Adams's issues may be partly rooted in the overtures he made in the transitional period that followed his election in 2021. According to a source briefed on this matter, Adams was in contact with Julie Samuels, a long-time advocate for technology. He asked her if she would be interested in becoming deputy mayor for the field of technology. This person said that she expressed interest in such a position.

According to sources familiar with the situation, the position would have been a vital liaison between the Mayor's Office and the tech sector.

But it never happened

Samuels was never offered the position he advocated for in an op-ed from 2021. The position has not been created. Adams named Matt Fraser, a former deputy commissioner of the New York Police Department who was appointed as the city's Chief Technology Officer. Fraser is the director of the Office of Technology and Innovation.

New York 1 was the first to report that Samuels had been considered for this post. Samuels is president of the nonprofit advocacy group Tech:NYC. He continues to be an Adams ally. The group's founding members include Google, Meta and Union Square Ventures.

Some industry leaders believe that Adams, who was supposed to take on the role of tech czar, has not lived up to his promise. This follows years of tensions between the business community and Adams' predecessor Bill de Blasio.

Kevin Ryan, CEO of AlleyCorp, also known as "Godfather NYC Tech," said that Adams might have had too much to do to keep up with the tech industry as much as he would've liked.

There is no crisis, I think, because New York is a tech hub and things are going well. Ryan said in an interview with CNBC that you can ignore the crisis. He said that at some point you do not want to ignore the industry and miss the chance to be its cheerleader.
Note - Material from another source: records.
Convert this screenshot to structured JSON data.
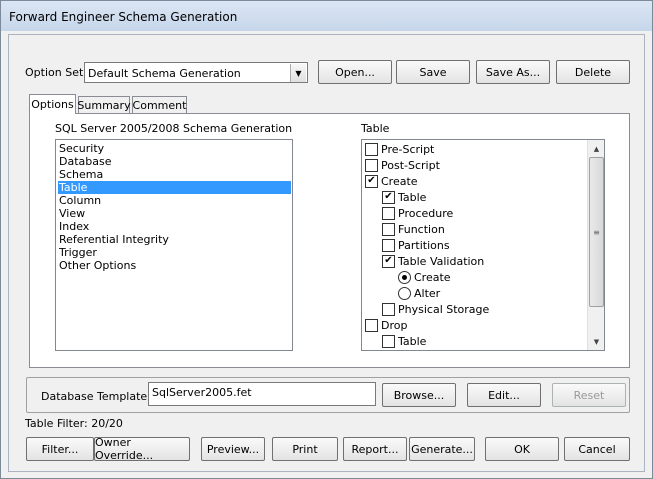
{
  "window": {
    "title": "Forward Engineer Schema Generation"
  },
  "option_set": {
    "label": "Option Set:",
    "value": "Default Schema Generation",
    "buttons": {
      "open": "Open...",
      "save": "Save",
      "save_as": "Save As...",
      "delete": "Delete"
    }
  },
  "tabs": [
    {
      "label": "Options",
      "active": true
    },
    {
      "label": "Summary",
      "active": false
    },
    {
      "label": "Comment",
      "active": false
    }
  ],
  "left_list": {
    "heading": "SQL Server 2005/2008 Schema Generation",
    "items": [
      "Security",
      "Database",
      "Schema",
      "Table",
      "Column",
      "View",
      "Index",
      "Referential Integrity",
      "Trigger",
      "Other Options"
    ],
    "selected": "Table"
  },
  "right_tree": {
    "heading": "Table",
    "items": [
      {
        "label": "Pre-Script",
        "type": "checkbox",
        "checked": false,
        "indent": 0
      },
      {
        "label": "Post-Script",
        "type": "checkbox",
        "checked": false,
        "indent": 0
      },
      {
        "label": "Create",
        "type": "checkbox",
        "checked": true,
        "indent": 0
      },
      {
        "label": "Table",
        "type": "checkbox",
        "checked": true,
        "indent": 1
      },
      {
        "label": "Procedure",
        "type": "checkbox",
        "checked": false,
        "indent": 1
      },
      {
        "label": "Function",
        "type": "checkbox",
        "checked": false,
        "indent": 1
      },
      {
        "label": "Partitions",
        "type": "checkbox",
        "checked": false,
        "indent": 1
      },
      {
        "label": "Table Validation",
        "type": "checkbox",
        "checked": true,
        "indent": 1
      },
      {
        "label": "Create",
        "type": "radio",
        "checked": true,
        "indent": 2
      },
      {
        "label": "Alter",
        "type": "radio",
        "checked": false,
        "indent": 2
      },
      {
        "label": "Physical Storage",
        "type": "checkbox",
        "checked": false,
        "indent": 1
      },
      {
        "label": "Drop",
        "type": "checkbox",
        "checked": false,
        "indent": 0
      },
      {
        "label": "Table",
        "type": "checkbox",
        "checked": false,
        "indent": 1
      }
    ]
  },
  "database_template": {
    "label": "Database Template:",
    "value": "SqlServer2005.fet",
    "buttons": {
      "browse": "Browse...",
      "edit": "Edit...",
      "reset": "Reset"
    }
  },
  "table_filter": "Table Filter: 20/20",
  "bottom_buttons": {
    "filter": "Filter...",
    "owner_override": "Owner Override...",
    "preview": "Preview...",
    "print": "Print",
    "report": "Report...",
    "generate": "Generate...",
    "ok": "OK",
    "cancel": "Cancel"
  }
}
It is growing fast and will soon be the biggest in the city.

NYC and Tech Head to Court

A few tech companies are suing the city because tensions between the Adams administration, and certain tech leaders have grown.

The Washington Post reported that earlier this month, Uber, DoorDash, and Grubhub had each filed a motion in New York Supreme Court seeking temporary restraining order against a rule that would have required these companies to pay their deliveries workers almost $18 per hour.

The New York Times reported that Airbnb was suing New York City in June for a law passed in 2021 - the last year under the de Blasio administration - that would have required hosts to undergo a lengthy registration process with the city in order to rent short term. The law will take effect on July 1.

People familiar with the situation say that Uber and Airbnb engaged privately with the Adams administration in the lead-up to the legal proceedings.

According to someone with first-hand knowledge, Airbnb officials spoke to close advisers of Adams beginning last summer, and continuing through this year. Airbnb's billionaire founder Nathan Blecharczyk and Frank Carone, Adams’ then-chief of staff, met in September.

Blecharczyk, along with the other Airbnb officials, tried to explain Carone how their company and administration could come together to resolve their differences regarding short-term rentals. Carone appeared to be interested in working on solutions with Airbnb through these meetings, such as possibly pursuing the legal framework that was proposed by the company.

Again, however, there was little progress in the discussions. A person with knowledge of the situation said that "talks were positive and solutions had to be found."